● Exercise goal
Output each entry in full so that the result matches the data exactly.

● Data records
____

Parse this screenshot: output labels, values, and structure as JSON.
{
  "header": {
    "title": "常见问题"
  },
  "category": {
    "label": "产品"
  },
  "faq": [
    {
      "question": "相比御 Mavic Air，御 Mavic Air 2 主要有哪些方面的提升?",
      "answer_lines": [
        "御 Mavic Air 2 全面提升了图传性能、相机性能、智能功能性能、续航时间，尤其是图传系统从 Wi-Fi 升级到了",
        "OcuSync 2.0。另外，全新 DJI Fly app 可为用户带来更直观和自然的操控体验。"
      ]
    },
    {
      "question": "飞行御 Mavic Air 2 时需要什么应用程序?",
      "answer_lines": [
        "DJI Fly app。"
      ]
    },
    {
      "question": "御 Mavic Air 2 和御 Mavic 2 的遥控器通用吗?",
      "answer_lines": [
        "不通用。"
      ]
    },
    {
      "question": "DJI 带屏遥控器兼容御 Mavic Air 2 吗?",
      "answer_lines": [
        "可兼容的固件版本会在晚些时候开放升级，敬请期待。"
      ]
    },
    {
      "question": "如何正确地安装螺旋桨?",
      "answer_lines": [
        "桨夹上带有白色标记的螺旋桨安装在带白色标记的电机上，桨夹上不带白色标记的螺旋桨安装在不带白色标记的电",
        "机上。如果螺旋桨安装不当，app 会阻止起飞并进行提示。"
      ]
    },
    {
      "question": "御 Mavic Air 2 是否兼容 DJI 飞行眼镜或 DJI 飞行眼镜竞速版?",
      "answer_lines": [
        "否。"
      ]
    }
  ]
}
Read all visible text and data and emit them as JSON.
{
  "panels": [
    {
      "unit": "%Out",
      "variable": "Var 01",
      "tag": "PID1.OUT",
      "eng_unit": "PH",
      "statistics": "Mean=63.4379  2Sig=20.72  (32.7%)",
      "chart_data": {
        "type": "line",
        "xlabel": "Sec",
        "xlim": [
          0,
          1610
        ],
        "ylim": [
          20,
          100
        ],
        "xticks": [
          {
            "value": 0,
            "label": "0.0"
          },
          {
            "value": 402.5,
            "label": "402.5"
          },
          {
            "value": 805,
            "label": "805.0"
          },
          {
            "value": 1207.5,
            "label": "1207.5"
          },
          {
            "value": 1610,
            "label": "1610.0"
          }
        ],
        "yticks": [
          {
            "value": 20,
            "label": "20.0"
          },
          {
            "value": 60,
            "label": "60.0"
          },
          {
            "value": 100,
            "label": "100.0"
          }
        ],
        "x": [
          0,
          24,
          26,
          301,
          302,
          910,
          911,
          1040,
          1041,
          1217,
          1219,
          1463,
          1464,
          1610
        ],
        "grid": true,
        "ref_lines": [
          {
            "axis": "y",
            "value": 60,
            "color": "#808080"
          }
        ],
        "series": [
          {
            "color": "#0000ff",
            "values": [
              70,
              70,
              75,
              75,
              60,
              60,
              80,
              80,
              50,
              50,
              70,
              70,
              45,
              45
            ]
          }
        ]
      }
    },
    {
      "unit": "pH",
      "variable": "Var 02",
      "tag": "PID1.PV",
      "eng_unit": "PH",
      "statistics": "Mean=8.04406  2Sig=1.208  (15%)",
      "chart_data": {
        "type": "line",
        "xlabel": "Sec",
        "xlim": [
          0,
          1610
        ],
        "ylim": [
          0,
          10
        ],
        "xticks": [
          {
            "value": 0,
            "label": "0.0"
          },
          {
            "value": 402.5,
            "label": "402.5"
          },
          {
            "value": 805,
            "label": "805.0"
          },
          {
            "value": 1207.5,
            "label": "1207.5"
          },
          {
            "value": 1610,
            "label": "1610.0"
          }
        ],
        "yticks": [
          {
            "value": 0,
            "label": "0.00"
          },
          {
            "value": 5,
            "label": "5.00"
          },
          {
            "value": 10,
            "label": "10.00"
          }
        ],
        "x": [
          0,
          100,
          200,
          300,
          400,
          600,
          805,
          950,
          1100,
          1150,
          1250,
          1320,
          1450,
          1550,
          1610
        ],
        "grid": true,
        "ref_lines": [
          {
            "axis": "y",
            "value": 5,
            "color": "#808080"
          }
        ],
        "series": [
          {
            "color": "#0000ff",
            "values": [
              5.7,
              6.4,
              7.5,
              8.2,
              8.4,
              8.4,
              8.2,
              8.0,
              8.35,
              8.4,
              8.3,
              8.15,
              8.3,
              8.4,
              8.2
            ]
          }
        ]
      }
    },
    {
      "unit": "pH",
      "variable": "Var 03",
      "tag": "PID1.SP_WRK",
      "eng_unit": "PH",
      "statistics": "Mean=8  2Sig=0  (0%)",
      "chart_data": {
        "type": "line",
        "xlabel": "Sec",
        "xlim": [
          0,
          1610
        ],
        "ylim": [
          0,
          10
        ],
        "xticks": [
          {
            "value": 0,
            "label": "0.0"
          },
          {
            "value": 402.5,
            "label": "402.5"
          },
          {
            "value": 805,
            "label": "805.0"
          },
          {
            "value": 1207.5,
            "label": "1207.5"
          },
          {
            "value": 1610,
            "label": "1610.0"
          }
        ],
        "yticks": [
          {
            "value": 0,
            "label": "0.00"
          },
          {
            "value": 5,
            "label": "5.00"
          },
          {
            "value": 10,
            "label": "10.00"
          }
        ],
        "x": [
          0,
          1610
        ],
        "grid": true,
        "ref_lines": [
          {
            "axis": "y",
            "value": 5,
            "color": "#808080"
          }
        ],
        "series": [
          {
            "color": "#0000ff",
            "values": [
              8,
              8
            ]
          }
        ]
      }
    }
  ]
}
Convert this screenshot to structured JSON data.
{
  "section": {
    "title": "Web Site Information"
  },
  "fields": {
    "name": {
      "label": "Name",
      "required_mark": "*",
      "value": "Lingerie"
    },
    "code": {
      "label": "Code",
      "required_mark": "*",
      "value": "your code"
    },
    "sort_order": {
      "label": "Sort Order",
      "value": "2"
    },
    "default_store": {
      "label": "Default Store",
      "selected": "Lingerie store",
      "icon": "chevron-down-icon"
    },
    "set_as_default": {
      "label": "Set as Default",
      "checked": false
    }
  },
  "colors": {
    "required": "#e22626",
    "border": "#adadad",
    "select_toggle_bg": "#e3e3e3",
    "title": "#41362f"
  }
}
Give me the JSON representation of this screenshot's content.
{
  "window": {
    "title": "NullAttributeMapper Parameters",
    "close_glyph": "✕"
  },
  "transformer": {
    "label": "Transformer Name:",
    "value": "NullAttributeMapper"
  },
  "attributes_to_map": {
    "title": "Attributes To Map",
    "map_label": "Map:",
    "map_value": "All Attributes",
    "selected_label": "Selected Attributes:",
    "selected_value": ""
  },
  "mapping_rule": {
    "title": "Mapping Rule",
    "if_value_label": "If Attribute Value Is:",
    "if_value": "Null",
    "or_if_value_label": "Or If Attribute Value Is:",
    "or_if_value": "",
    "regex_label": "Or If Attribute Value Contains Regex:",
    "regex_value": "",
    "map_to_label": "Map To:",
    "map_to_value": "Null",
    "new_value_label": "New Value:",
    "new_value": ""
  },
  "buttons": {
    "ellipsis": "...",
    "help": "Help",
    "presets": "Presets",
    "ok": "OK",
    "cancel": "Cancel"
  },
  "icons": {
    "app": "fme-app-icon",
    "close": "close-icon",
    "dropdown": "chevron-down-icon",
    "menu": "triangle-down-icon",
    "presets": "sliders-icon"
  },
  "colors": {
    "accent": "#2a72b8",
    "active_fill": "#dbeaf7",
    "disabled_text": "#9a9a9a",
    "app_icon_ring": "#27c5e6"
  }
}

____

● Solution
Parse this screenshot: output labels, values, and structure as JSON.
{
  "header": {
    "title": "常见问题"
  },
  "category": {
    "label": "产品"
  },
  "faq": [
    {
      "question": "相比御 Mavic Air，御 Mavic Air 2 主要有哪些方面的提升?",
      "answer_lines": [
        "御 Mavic Air 2 全面提升了图传性能、相机性能、智能功能性能、续航时间，尤其是图传系统从 Wi-Fi 升级到了",
        "OcuSync 2.0。另外，全新 DJI Fly app 可为用户带来更直观和自然的操控体验。"
      ]
    },
    {
      "question": "飞行御 Mavic Air 2 时需要什么应用程序?",
      "answer_lines": [
        "DJI Fly app。"
      ]
    },
    {
      "question": "御 Mavic Air 2 和御 Mavic 2 的遥控器通用吗?",
      "answer_lines": [
        "不通用。"
      ]
    },
    {
      "question": "DJI 带屏遥控器兼容御 Mavic Air 2 吗?",
      "answer_lines": [
        "可兼容的固件版本会在晚些时候开放升级，敬请期待。"
      ]
    },
    {
      "question": "如何正确地安装螺旋桨?",
      "answer_lines": [
        "桨夹上带有白色标记的螺旋桨安装在带白色标记的电机上，桨夹上不带白色标记的螺旋桨安装在不带白色标记的电",
        "机上。如果螺旋桨安装不当，app 会阻止起飞并进行提示。"
      ]
    },
    {
      "question": "御 Mavic Air 2 是否兼容 DJI 飞行眼镜或 DJI 飞行眼镜竞速版?",
      "answer_lines": [
        "否。"
      ]
    }
  ]
}
Read all visible text and data and emit them as JSON.
{
  "panels": [
    {
      "unit": "%Out",
      "variable": "Var 01",
      "tag": "PID1.OUT",
      "eng_unit": "PH",
      "statistics": "Mean=63.4379  2Sig=20.72  (32.7%)",
      "chart_data": {
        "type": "line",
        "xlabel": "Sec",
        "xlim": [
          0,
          1610
        ],
        "ylim": [
          20,
          100
        ],
        "xticks": [
          {
            "value": 0,
            "label": "0.0"
          },
          {
            "value": 402.5,
            "label": "402.5"
          },
          {
            "value": 805,
            "label": "805.0"
          },
          {
            "value": 1207.5,
            "label": "1207.5"
          },
          {
            "value": 1610,
            "label": "1610.0"
          }
        ],
        "yticks": [
          {
            "value": 20,
            "label": "20.0"
          },
          {
            "value": 60,
            "label": "60.0"
          },
          {
            "value": 100,
            "label": "100.0"
          }
        ],
        "x": [
          0,
          24,
          26,
          301,
          302,
          910,
          911,
          1040,
          1041,
          1217,
          1219,
          1463,
          1464,
          1610
        ],
        "grid": true,
        "ref_lines": [
          {
            "axis": "y",
            "value": 60,
            "color": "#808080"
          }
        ],
        "series": [
          {
            "color": "#0000ff",
            "values": [
              70,
              70,
              75,
              75,
              60,
              60,
              80,
              80,
              50,
              50,
              70,
              70,
              45,
              45
            ]
          }
        ]
      }
    },
    {
      "unit": "pH",
      "variable": "Var 02",
      "tag": "PID1.PV",
      "eng_unit": "PH",
      "statistics": "Mean=8.04406  2Sig=1.208  (15%)",
      "chart_data": {
        "type": "line",
        "xlabel": "Sec",
        "xlim": [
          0,
          1610
        ],
        "ylim": [
          0,
          10
        ],
        "xticks": [
          {
            "value": 0,
            "label": "0.0"
          },
          {
            "value": 402.5,
            "label": "402.5"
          },
          {
            "value": 805,
            "label": "805.0"
          },
          {
            "value": 1207.5,
            "label": "1207.5"
          },
          {
            "value": 1610,
            "label": "1610.0"
          }
        ],
        "yticks": [
          {
            "value": 0,
            "label": "0.00"
          },
          {
            "value": 5,
            "label": "5.00"
          },
          {
            "value": 10,
            "label": "10.00"
          }
        ],
        "x": [
          0,
          100,
          200,
          300,
          400,
          600,
          805,
          950,
          1100,
          1150,
          1250,
          1320,
          1450,
          1550,
          1610
        ],
        "grid": true,
        "ref_lines": [
          {
            "axis": "y",
            "value": 5,
            "color": "#808080"
          }
        ],
        "series": [
          {
            "color": "#0000ff",
            "values": [
              5.7,
              6.4,
              7.5,
              8.2,
              8.4,
              8.4,
              8.2,
              8.0,
              8.35,
              8.4,
              8.3,
              8.15,
              8.3,
              8.4,
              8.2
            ]
          }
        ]
      }
    },
    {
      "unit": "pH",
      "variable": "Var 03",
      "tag": "PID1.SP_WRK",
      "eng_unit": "PH",
      "statistics": "Mean=8  2Sig=0  (0%)",
      "chart_data": {
        "type": "line",
        "xlabel": "Sec",
        "xlim": [
          0,
          1610
        ],
        "ylim": [
          0,
          10
        ],
        "xticks": [
          {
            "value": 0,
            "label": "0.0"
          },
          {
            "value": 402.5,
            "label": "402.5"
          },
          {
            "value": 805,
            "label": "805.0"
          },
          {
            "value": 1207.5,
            "label": "1207.5"
          },
          {
            "value": 1610,
            "label": "1610.0"
          }
        ],
        "yticks": [
          {
            "value": 0,
            "label": "0.00"
          },
          {
            "value": 5,
            "label": "5.00"
          },
          {
            "value": 10,
            "label": "10.00"
          }
        ],
        "x": [
          0,
          1610
        ],
        "grid": true,
        "ref_lines": [
          {
            "axis": "y",
            "value": 5,
            "color": "#808080"
          }
        ],
        "series": [
          {
            "color": "#0000ff",
            "values": [
              8,
              8
            ]
          }
        ]
      }
    }
  ]
}
Convert this screenshot to structured JSON data.
{
  "section": {
    "title": "Web Site Information"
  },
  "fields": {
    "name": {
      "label": "Name",
      "required_mark": "*",
      "value": "Lingerie"
    },
    "code": {
      "label": "Code",
      "required_mark": "*",
      "value": "your code"
    },
    "sort_order": {
      "label": "Sort Order",
      "value": "2"
    },
    "default_store": {
      "label": "Default Store",
      "selected": "Lingerie store",
      "icon": "chevron-down-icon"
    },
    "set_as_default": {
      "label": "Set as Default",
      "checked": false
    }
  },
  "colors": {
    "required": "#e22626",
    "border": "#adadad",
    "select_toggle_bg": "#e3e3e3",
    "title": "#41362f"
  }
}
Give me the JSON representation of this screenshot's content.
{
  "window": {
    "title": "NullAttributeMapper Parameters",
    "close_glyph": "✕"
  },
  "transformer": {
    "label": "Transformer Name:",
    "value": "NullAttributeMapper"
  },
  "attributes_to_map": {
    "title": "Attributes To Map",
    "map_label": "Map:",
    "map_value": "All Attributes",
    "selected_label": "Selected Attributes:",
    "selected_value": ""
  },
  "mapping_rule": {
    "title": "Mapping Rule",
    "if_value_label": "If Attribute Value Is:",
    "if_value": "Null",
    "or_if_value_label": "Or If Attribute Value Is:",
    "or_if_value": "",
    "regex_label": "Or If Attribute Value Contains Regex:",
    "regex_value": "",
    "map_to_label": "Map To:",
    "map_to_value": "Null",
    "new_value_label": "New Value:",
    "new_value": ""
  },
  "buttons": {
    "ellipsis": "...",
    "help": "Help",
    "presets": "Presets",
    "ok": "OK",
    "cancel": "Cancel"
  },
  "icons": {
    "app": "fme-app-icon",
    "close": "close-icon",
    "dropdown": "chevron-down-icon",
    "menu": "triangle-down-icon",
    "presets": "sliders-icon"
  },
  "colors": {
    "accent": "#2a72b8",
    "active_fill": "#dbeaf7",
    "disabled_text": "#9a9a9a",
    "app_icon_ring": "#27c5e6"
  }
}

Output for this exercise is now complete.